**What you will do**
Make an exact copy of every entry below, with the pictures left out.

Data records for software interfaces

[Start of Attachment]

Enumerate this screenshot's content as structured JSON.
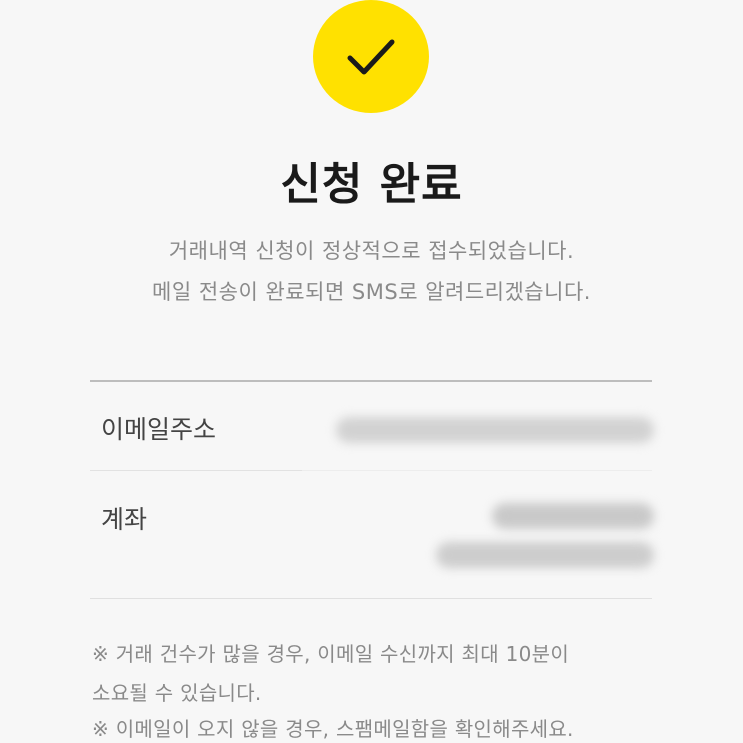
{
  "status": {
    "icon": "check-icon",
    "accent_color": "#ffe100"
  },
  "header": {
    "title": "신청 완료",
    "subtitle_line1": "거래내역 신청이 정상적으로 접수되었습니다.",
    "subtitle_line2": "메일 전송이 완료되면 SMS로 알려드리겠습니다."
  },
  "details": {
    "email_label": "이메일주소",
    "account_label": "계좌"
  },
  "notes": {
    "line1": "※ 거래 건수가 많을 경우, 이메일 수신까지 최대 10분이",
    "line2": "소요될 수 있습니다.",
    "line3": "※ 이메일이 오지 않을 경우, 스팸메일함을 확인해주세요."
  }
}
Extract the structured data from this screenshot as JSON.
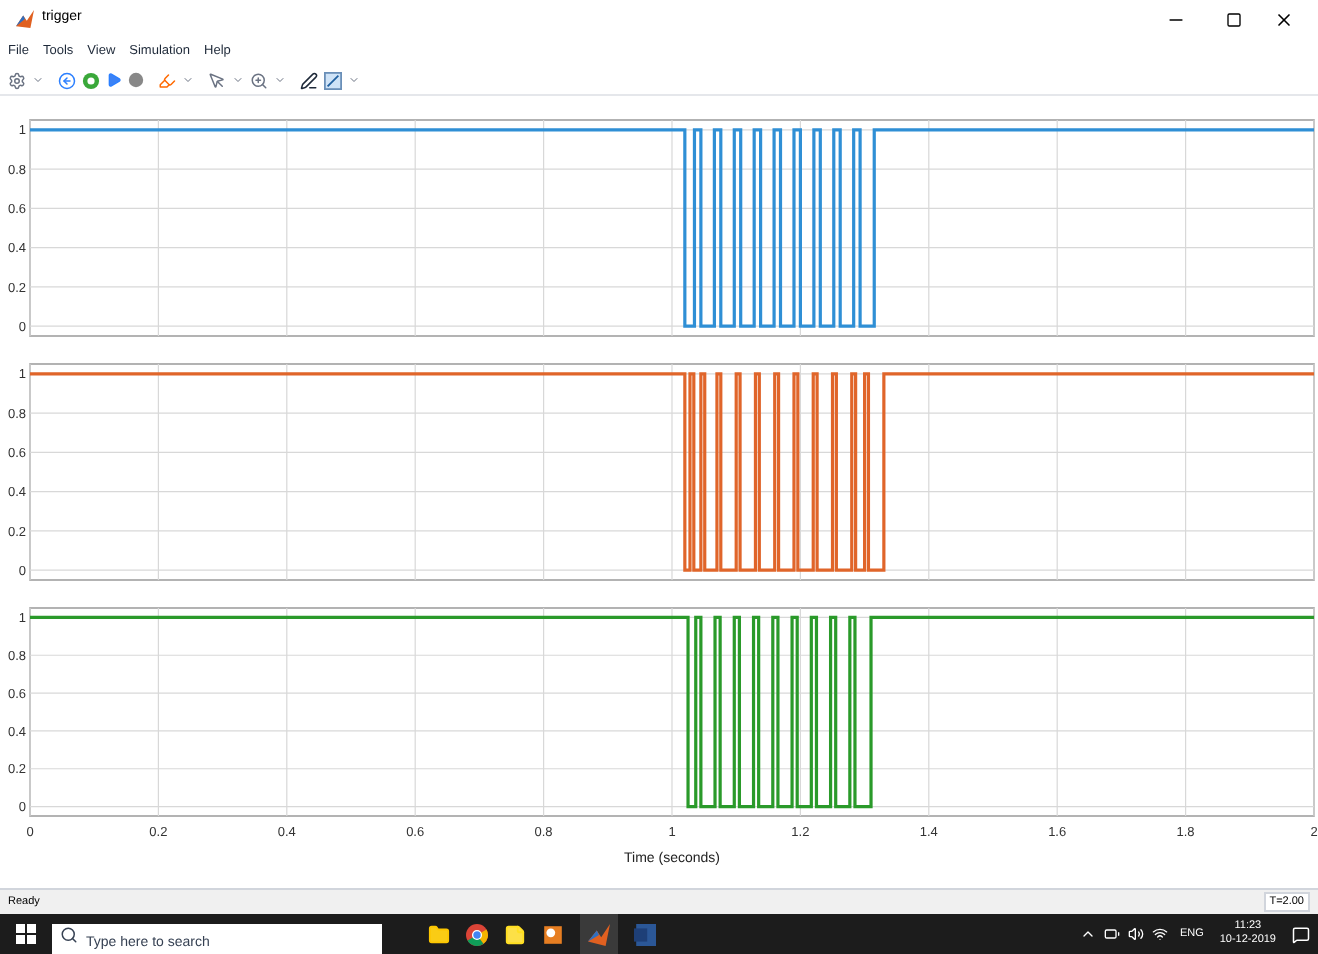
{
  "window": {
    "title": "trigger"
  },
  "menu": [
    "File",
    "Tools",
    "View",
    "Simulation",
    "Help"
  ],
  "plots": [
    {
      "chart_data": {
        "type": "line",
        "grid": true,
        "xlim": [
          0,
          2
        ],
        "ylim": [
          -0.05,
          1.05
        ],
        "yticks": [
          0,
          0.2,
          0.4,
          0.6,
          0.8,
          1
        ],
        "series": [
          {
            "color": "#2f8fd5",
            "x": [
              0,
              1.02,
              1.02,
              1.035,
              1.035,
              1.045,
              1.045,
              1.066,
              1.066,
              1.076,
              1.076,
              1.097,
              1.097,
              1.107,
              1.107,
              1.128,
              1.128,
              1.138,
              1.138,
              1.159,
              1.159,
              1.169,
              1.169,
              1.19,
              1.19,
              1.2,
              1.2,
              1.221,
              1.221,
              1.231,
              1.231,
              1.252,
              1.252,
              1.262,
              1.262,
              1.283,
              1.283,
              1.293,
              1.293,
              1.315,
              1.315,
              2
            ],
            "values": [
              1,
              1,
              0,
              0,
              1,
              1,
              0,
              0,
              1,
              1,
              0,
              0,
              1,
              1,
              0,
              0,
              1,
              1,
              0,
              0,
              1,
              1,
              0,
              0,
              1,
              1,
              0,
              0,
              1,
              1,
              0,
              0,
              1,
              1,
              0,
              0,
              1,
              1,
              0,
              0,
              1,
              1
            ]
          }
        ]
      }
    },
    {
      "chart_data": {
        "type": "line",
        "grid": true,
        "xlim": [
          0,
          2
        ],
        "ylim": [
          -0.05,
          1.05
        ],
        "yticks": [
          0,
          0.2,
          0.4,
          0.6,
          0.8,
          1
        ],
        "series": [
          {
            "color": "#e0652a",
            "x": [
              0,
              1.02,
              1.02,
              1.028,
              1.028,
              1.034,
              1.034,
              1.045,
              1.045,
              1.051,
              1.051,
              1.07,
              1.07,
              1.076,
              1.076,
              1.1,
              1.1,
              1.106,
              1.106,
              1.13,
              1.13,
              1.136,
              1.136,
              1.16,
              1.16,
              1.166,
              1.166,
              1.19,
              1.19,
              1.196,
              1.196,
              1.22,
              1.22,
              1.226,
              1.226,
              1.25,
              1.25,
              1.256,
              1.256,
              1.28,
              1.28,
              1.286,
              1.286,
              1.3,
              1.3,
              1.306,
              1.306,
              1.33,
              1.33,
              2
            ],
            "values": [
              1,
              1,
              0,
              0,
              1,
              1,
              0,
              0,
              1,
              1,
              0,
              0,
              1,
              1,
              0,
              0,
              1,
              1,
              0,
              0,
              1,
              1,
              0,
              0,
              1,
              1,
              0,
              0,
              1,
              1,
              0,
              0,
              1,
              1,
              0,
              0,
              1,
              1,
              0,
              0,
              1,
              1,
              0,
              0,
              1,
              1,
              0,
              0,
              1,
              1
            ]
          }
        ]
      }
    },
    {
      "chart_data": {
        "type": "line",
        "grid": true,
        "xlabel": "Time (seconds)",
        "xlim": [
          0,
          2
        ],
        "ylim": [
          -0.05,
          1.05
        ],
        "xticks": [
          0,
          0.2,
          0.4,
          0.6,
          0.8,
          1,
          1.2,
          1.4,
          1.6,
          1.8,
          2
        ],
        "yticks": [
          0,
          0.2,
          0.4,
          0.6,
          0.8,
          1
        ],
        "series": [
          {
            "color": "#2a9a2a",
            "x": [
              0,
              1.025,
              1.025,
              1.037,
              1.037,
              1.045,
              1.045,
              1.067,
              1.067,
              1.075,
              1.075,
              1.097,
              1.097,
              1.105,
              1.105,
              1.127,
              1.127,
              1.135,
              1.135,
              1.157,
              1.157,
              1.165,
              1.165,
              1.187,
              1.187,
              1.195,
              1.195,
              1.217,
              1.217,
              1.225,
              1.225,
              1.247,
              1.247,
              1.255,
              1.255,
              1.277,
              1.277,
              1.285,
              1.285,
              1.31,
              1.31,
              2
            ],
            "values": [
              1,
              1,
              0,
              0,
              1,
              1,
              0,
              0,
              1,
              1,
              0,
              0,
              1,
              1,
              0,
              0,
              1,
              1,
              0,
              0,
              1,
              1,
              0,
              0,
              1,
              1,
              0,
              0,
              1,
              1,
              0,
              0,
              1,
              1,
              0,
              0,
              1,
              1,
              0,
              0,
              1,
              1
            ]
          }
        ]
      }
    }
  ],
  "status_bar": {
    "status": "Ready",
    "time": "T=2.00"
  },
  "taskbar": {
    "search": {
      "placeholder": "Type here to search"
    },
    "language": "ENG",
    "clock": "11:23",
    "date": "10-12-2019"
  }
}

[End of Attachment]

**Problem solution**
Enumerate this screenshot's content as structured JSON.
{
  "status": {
    "icon": "check-icon",
    "accent_color": "#ffe100"
  },
  "header": {
    "title": "신청 완료",
    "subtitle_line1": "거래내역 신청이 정상적으로 접수되었습니다.",
    "subtitle_line2": "메일 전송이 완료되면 SMS로 알려드리겠습니다."
  },
  "details": {
    "email_label": "이메일주소",
    "account_label": "계좌"
  },
  "notes": {
    "line1": "※ 거래 건수가 많을 경우, 이메일 수신까지 최대 10분이",
    "line2": "소요될 수 있습니다.",
    "line3": "※ 이메일이 오지 않을 경우, 스팸메일함을 확인해주세요."
  }
}
Extract the structured data from this screenshot as JSON.
{
  "window": {
    "title": "trigger"
  },
  "menu": [
    "File",
    "Tools",
    "View",
    "Simulation",
    "Help"
  ],
  "plots": [
    {
      "chart_data": {
        "type": "line",
        "grid": true,
        "xlim": [
          0,
          2
        ],
        "ylim": [
          -0.05,
          1.05
        ],
        "yticks": [
          0,
          0.2,
          0.4,
          0.6,
          0.8,
          1
        ],
        "series": [
          {
            "color": "#2f8fd5",
            "x": [
              0,
              1.02,
              1.02,
              1.035,
              1.035,
              1.045,
              1.045,
              1.066,
              1.066,
              1.076,
              1.076,
              1.097,
              1.097,
              1.107,
              1.107,
              1.128,
              1.128,
              1.138,
              1.138,
              1.159,
              1.159,
              1.169,
              1.169,
              1.19,
              1.19,
              1.2,
              1.2,
              1.221,
              1.221,
              1.231,
              1.231,
              1.252,
              1.252,
              1.262,
              1.262,
              1.283,
              1.283,
              1.293,
              1.293,
              1.315,
              1.315,
              2
            ],
            "values": [
              1,
              1,
              0,
              0,
              1,
              1,
              0,
              0,
              1,
              1,
              0,
              0,
              1,
              1,
              0,
              0,
              1,
              1,
              0,
              0,
              1,
              1,
              0,
              0,
              1,
              1,
              0,
              0,
              1,
              1,
              0,
              0,
              1,
              1,
              0,
              0,
              1,
              1,
              0,
              0,
              1,
              1
            ]
          }
        ]
      }
    },
    {
      "chart_data": {
        "type": "line",
        "grid": true,
        "xlim": [
          0,
          2
        ],
        "ylim": [
          -0.05,
          1.05
        ],
        "yticks": [
          0,
          0.2,
          0.4,
          0.6,
          0.8,
          1
        ],
        "series": [
          {
            "color": "#e0652a",
            "x": [
              0,
              1.02,
              1.02,
              1.028,
              1.028,
              1.034,
              1.034,
              1.045,
              1.045,
              1.051,
              1.051,
              1.07,
              1.07,
              1.076,
              1.076,
              1.1,
              1.1,
              1.106,
              1.106,
              1.13,
              1.13,
              1.136,
              1.136,
              1.16,
              1.16,
              1.166,
              1.166,
              1.19,
              1.19,
              1.196,
              1.196,
              1.22,
              1.22,
              1.226,
              1.226,
              1.25,
              1.25,
              1.256,
              1.256,
              1.28,
              1.28,
              1.286,
              1.286,
              1.3,
              1.3,
              1.306,
              1.306,
              1.33,
              1.33,
              2
            ],
            "values": [
              1,
              1,
              0,
              0,
              1,
              1,
              0,
              0,
              1,
              1,
              0,
              0,
              1,
              1,
              0,
              0,
              1,
              1,
              0,
              0,
              1,
              1,
              0,
              0,
              1,
              1,
              0,
              0,
              1,
              1,
              0,
              0,
              1,
              1,
              0,
              0,
              1,
              1,
              0,
              0,
              1,
              1,
              0,
              0,
              1,
              1,
              0,
              0,
              1,
              1
            ]
          }
        ]
      }
    },
    {
      "chart_data": {
        "type": "line",
        "grid": true,
        "xlabel": "Time (seconds)",
        "xlim": [
          0,
          2
        ],
        "ylim": [
          -0.05,
          1.05
        ],
        "xticks": [
          0,
          0.2,
          0.4,
          0.6,
          0.8,
          1,
          1.2,
          1.4,
          1.6,
          1.8,
          2
        ],
        "yticks": [
          0,
          0.2,
          0.4,
          0.6,
          0.8,
          1
        ],
        "series": [
          {
            "color": "#2a9a2a",
            "x": [
              0,
              1.025,
              1.025,
              1.037,
              1.037,
              1.045,
              1.045,
              1.067,
              1.067,
              1.075,
              1.075,
              1.097,
              1.097,
              1.105,
              1.105,
              1.127,
              1.127,
              1.135,
              1.135,
              1.157,
              1.157,
              1.165,
              1.165,
              1.187,
              1.187,
              1.195,
              1.195,
              1.217,
              1.217,
              1.225,
              1.225,
              1.247,
              1.247,
              1.255,
              1.255,
              1.277,
              1.277,
              1.285,
              1.285,
              1.31,
              1.31,
              2
            ],
            "values": [
              1,
              1,
              0,
              0,
              1,
              1,
              0,
              0,
              1,
              1,
              0,
              0,
              1,
              1,
              0,
              0,
              1,
              1,
              0,
              0,
              1,
              1,
              0,
              0,
              1,
              1,
              0,
              0,
              1,
              1,
              0,
              0,
              1,
              1,
              0,
              0,
              1,
              1,
              0,
              0,
              1,
              1
            ]
          }
        ]
      }
    }
  ],
  "status_bar": {
    "status": "Ready",
    "time": "T=2.00"
  },
  "taskbar": {
    "search": {
      "placeholder": "Type here to search"
    },
    "language": "ENG",
    "clock": "11:23",
    "date": "10-12-2019"
  }
}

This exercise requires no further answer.